[Extracted data entries]

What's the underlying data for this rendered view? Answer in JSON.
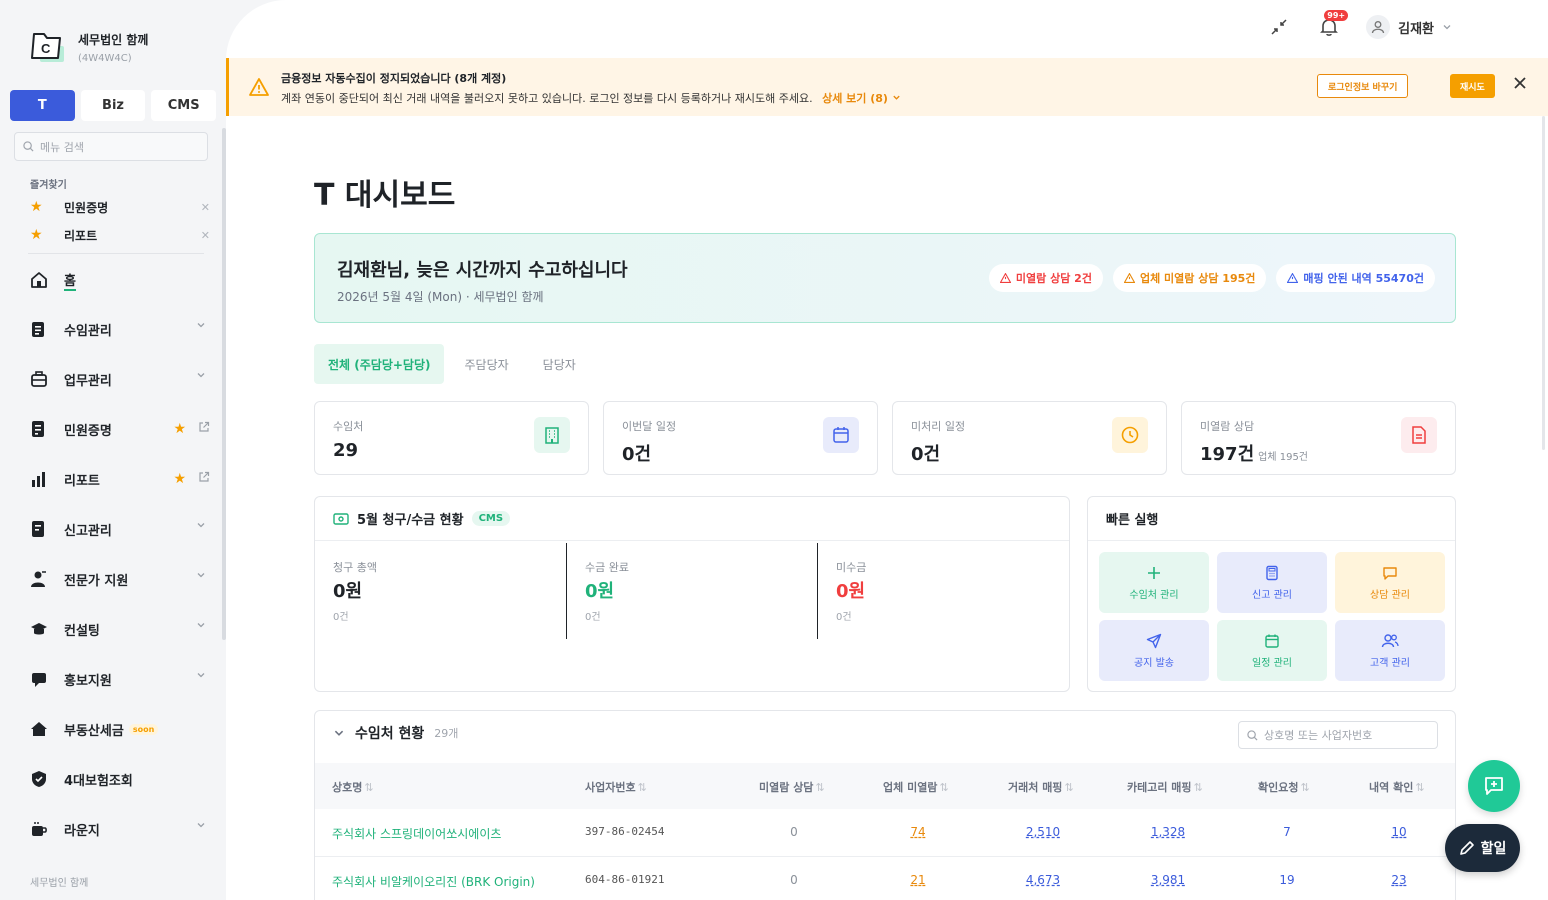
{
  "brand": {
    "name": "세무법인 함께",
    "code": "(4W4W4C)"
  },
  "mode_tabs": [
    "T",
    "Biz",
    "CMS"
  ],
  "menu_search": {
    "placeholder": "메뉴 검색"
  },
  "favorites": {
    "title": "즐겨찾기",
    "items": [
      "민원증명",
      "리포트"
    ]
  },
  "nav": [
    {
      "label": "홈",
      "icon": "home-icon"
    },
    {
      "label": "수임관리",
      "icon": "clipboard-icon"
    },
    {
      "label": "업무관리",
      "icon": "briefcase-icon"
    },
    {
      "label": "민원증명",
      "icon": "document-icon"
    },
    {
      "label": "리포트",
      "icon": "chart-icon"
    },
    {
      "label": "신고관리",
      "icon": "form-icon"
    },
    {
      "label": "전문가 지원",
      "icon": "expert-icon"
    },
    {
      "label": "컨설팅",
      "icon": "graduation-icon"
    },
    {
      "label": "홍보지원",
      "icon": "megaphone-icon"
    },
    {
      "label": "부동산세금",
      "icon": "house-icon",
      "tag": "soon"
    },
    {
      "label": "4대보험조회",
      "icon": "shield-icon"
    },
    {
      "label": "라운지",
      "icon": "coffee-icon"
    }
  ],
  "sidebar_footer": "세무법인 함께",
  "topbar": {
    "notification_badge": "99+",
    "user_name": "김재환"
  },
  "alert": {
    "title": "금융정보 자동수집이 정지되었습니다 (8개 계정)",
    "message": "계좌 연동이 중단되어 최신 거래 내역을 불러오지 못하고 있습니다. 로그인 정보를 다시 등록하거나 재시도해 주세요.",
    "link": "상세 보기 (8)",
    "btn_change": "로그인정보 바꾸기",
    "btn_retry": "재시도"
  },
  "page_title": "T 대시보드",
  "welcome": {
    "title": "김재환님, 늦은 시간까지 수고하십니다",
    "subtitle": "2026년 5월 4일 (Mon) · 세무법인 함께",
    "pills": [
      "미열람 상담 2건",
      "업체 미열람 상담 195건",
      "매핑 안된 내역 55470건"
    ]
  },
  "scope_tabs": [
    "전체 (주담당+담당)",
    "주담당자",
    "담당자"
  ],
  "stats": [
    {
      "label": "수임처",
      "value": "29",
      "sub": ""
    },
    {
      "label": "이번달 일정",
      "value": "0건",
      "sub": ""
    },
    {
      "label": "미처리 일정",
      "value": "0건",
      "sub": ""
    },
    {
      "label": "미열람 상담",
      "value": "197건",
      "sub": "업체 195건"
    }
  ],
  "billing": {
    "title": "5월 청구/수금 현황",
    "tag": "CMS",
    "cols": [
      {
        "label": "청구 총액",
        "value": "0원",
        "count": "0건"
      },
      {
        "label": "수금 완료",
        "value": "0원",
        "count": "0건"
      },
      {
        "label": "미수금",
        "value": "0원",
        "count": "0건"
      }
    ]
  },
  "quick": {
    "title": "빠른 실행",
    "items": [
      "수임처 관리",
      "신고 관리",
      "상담 관리",
      "공지 발송",
      "일정 관리",
      "고객 관리"
    ]
  },
  "clients": {
    "title": "수임처 현황",
    "count": "29개",
    "search_placeholder": "상호명 또는 사업자번호",
    "headers": [
      "상호명",
      "사업자번호",
      "미열람 상담",
      "업체 미열람",
      "거래처 매핑",
      "카테고리 매핑",
      "확인요청",
      "내역 확인"
    ],
    "rows": [
      [
        "주식회사 스프링데이어쏘시에이츠",
        "397-86-02454",
        "0",
        "74",
        "2,510",
        "1,328",
        "7",
        "10"
      ],
      [
        "주식회사 비알케이오리진 (BRK Origin)",
        "604-86-01921",
        "0",
        "21",
        "4,673",
        "3,981",
        "19",
        "23"
      ]
    ]
  },
  "fab_todo": "할일",
  "colors": {
    "brand_blue": "#3b5bdb",
    "accent_green": "#20b27a",
    "warning_orange": "#f59f00",
    "danger_red": "#f03e3e"
  }
}
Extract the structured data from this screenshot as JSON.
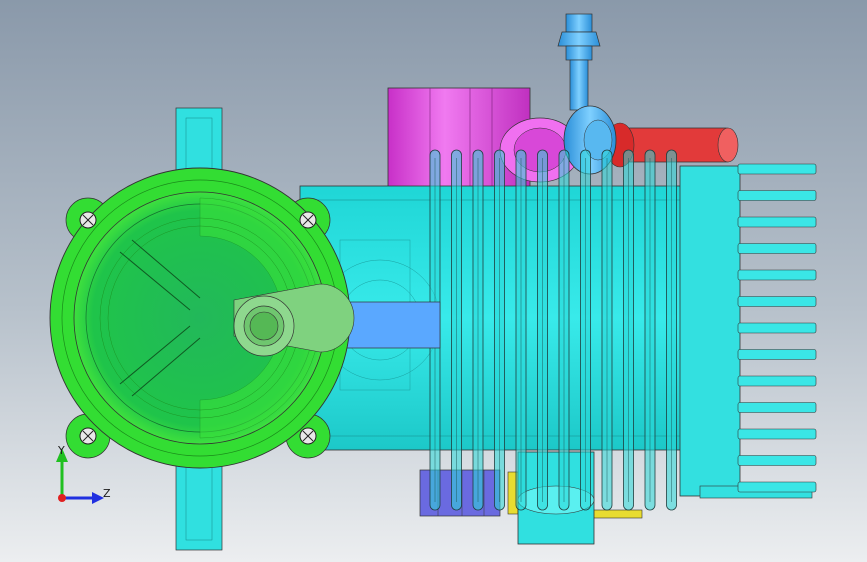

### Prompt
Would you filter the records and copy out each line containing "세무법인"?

### Reply to the exercise
    "name": "세무법인 함께",
  "sidebar_footer": "세무법인 함께",
    "subtitle": "2026년 5월 4일 (Mon) · 세무법인 함께",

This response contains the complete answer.